* What you should do:
Every line below is to be quoted exactly, with nothing added or dropped.
++++++++
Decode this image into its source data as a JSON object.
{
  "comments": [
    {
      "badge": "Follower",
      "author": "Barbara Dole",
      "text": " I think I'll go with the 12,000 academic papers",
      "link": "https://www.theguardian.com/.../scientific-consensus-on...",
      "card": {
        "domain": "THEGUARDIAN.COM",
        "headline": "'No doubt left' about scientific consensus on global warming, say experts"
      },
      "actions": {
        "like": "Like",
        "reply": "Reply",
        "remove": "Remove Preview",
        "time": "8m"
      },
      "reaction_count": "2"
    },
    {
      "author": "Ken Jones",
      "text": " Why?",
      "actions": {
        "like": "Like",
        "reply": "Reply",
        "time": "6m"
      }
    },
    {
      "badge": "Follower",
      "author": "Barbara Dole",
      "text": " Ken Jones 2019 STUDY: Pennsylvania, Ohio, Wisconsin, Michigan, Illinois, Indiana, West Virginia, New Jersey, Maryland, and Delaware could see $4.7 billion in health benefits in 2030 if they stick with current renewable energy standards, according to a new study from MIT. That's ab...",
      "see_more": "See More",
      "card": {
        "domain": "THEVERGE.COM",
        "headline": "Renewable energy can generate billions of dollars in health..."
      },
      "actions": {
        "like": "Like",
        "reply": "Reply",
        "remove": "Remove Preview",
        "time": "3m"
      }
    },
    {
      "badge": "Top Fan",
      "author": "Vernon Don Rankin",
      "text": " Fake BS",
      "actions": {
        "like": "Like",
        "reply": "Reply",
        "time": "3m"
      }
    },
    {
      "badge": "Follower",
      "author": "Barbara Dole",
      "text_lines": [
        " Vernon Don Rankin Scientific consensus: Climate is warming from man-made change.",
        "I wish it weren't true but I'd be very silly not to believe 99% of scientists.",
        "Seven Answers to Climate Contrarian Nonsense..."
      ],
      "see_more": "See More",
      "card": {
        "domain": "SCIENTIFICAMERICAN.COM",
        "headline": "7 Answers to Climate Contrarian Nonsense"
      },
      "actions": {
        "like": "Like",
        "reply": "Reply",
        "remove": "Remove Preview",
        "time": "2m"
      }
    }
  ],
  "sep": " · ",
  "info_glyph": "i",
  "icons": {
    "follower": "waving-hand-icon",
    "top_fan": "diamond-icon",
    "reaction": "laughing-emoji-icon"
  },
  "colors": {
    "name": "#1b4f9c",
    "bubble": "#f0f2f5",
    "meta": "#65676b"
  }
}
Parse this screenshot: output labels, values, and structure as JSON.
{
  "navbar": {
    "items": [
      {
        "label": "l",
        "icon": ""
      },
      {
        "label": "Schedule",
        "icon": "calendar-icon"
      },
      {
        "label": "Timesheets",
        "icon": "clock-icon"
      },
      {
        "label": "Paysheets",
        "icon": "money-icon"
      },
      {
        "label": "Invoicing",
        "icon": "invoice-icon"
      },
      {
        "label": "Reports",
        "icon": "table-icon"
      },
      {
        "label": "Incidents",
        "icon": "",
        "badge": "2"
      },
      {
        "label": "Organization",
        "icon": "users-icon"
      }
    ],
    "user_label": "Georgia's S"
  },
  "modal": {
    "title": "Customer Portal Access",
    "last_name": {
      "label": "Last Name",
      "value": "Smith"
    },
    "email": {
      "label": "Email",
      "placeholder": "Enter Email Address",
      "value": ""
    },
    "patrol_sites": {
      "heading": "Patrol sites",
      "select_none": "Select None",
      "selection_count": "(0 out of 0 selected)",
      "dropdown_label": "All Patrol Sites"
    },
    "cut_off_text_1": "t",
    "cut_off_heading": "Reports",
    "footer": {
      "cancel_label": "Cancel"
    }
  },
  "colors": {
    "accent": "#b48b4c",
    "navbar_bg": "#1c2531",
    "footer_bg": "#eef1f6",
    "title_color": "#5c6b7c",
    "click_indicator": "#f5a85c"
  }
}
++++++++
* Response:
Decode this image into its source data as a JSON object.
{
  "comments": [
    {
      "badge": "Follower",
      "author": "Barbara Dole",
      "text": " I think I'll go with the 12,000 academic papers",
      "link": "https://www.theguardian.com/.../scientific-consensus-on...",
      "card": {
        "domain": "THEGUARDIAN.COM",
        "headline": "'No doubt left' about scientific consensus on global warming, say experts"
      },
      "actions": {
        "like": "Like",
        "reply": "Reply",
        "remove": "Remove Preview",
        "time": "8m"
      },
      "reaction_count": "2"
    },
    {
      "author": "Ken Jones",
      "text": " Why?",
      "actions": {
        "like": "Like",
        "reply": "Reply",
        "time": "6m"
      }
    },
    {
      "badge": "Follower",
      "author": "Barbara Dole",
      "text": " Ken Jones 2019 STUDY: Pennsylvania, Ohio, Wisconsin, Michigan, Illinois, Indiana, West Virginia, New Jersey, Maryland, and Delaware could see $4.7 billion in health benefits in 2030 if they stick with current renewable energy standards, according to a new study from MIT. That's ab...",
      "see_more": "See More",
      "card": {
        "domain": "THEVERGE.COM",
        "headline": "Renewable energy can generate billions of dollars in health..."
      },
      "actions": {
        "like": "Like",
        "reply": "Reply",
        "remove": "Remove Preview",
        "time": "3m"
      }
    },
    {
      "badge": "Top Fan",
      "author": "Vernon Don Rankin",
      "text": " Fake BS",
      "actions": {
        "like": "Like",
        "reply": "Reply",
        "time": "3m"
      }
    },
    {
      "badge": "Follower",
      "author": "Barbara Dole",
      "text_lines": [
        " Vernon Don Rankin Scientific consensus: Climate is warming from man-made change.",
        "I wish it weren't true but I'd be very silly not to believe 99% of scientists.",
        "Seven Answers to Climate Contrarian Nonsense..."
      ],
      "see_more": "See More",
      "card": {
        "domain": "SCIENTIFICAMERICAN.COM",
        "headline": "7 Answers to Climate Contrarian Nonsense"
      },
      "actions": {
        "like": "Like",
        "reply": "Reply",
        "remove": "Remove Preview",
        "time": "2m"
      }
    }
  ],
  "sep": " · ",
  "info_glyph": "i",
  "icons": {
    "follower": "waving-hand-icon",
    "top_fan": "diamond-icon",
    "reaction": "laughing-emoji-icon"
  },
  "colors": {
    "name": "#1b4f9c",
    "bubble": "#f0f2f5",
    "meta": "#65676b"
  }
}
Parse this screenshot: output labels, values, and structure as JSON.
{
  "navbar": {
    "items": [
      {
        "label": "l",
        "icon": ""
      },
      {
        "label": "Schedule",
        "icon": "calendar-icon"
      },
      {
        "label": "Timesheets",
        "icon": "clock-icon"
      },
      {
        "label": "Paysheets",
        "icon": "money-icon"
      },
      {
        "label": "Invoicing",
        "icon": "invoice-icon"
      },
      {
        "label": "Reports",
        "icon": "table-icon"
      },
      {
        "label": "Incidents",
        "icon": "",
        "badge": "2"
      },
      {
        "label": "Organization",
        "icon": "users-icon"
      }
    ],
    "user_label": "Georgia's S"
  },
  "modal": {
    "title": "Customer Portal Access",
    "last_name": {
      "label": "Last Name",
      "value": "Smith"
    },
    "email": {
      "label": "Email",
      "placeholder": "Enter Email Address",
      "value": ""
    },
    "patrol_sites": {
      "heading": "Patrol sites",
      "select_none": "Select None",
      "selection_count": "(0 out of 0 selected)",
      "dropdown_label": "All Patrol Sites"
    },
    "cut_off_text_1": "t",
    "cut_off_heading": "Reports",
    "footer": {
      "cancel_label": "Cancel"
    }
  },
  "colors": {
    "accent": "#b48b4c",
    "navbar_bg": "#1c2531",
    "footer_bg": "#eef1f6",
    "title_color": "#5c6b7c",
    "click_indicator": "#f5a85c"
  }
}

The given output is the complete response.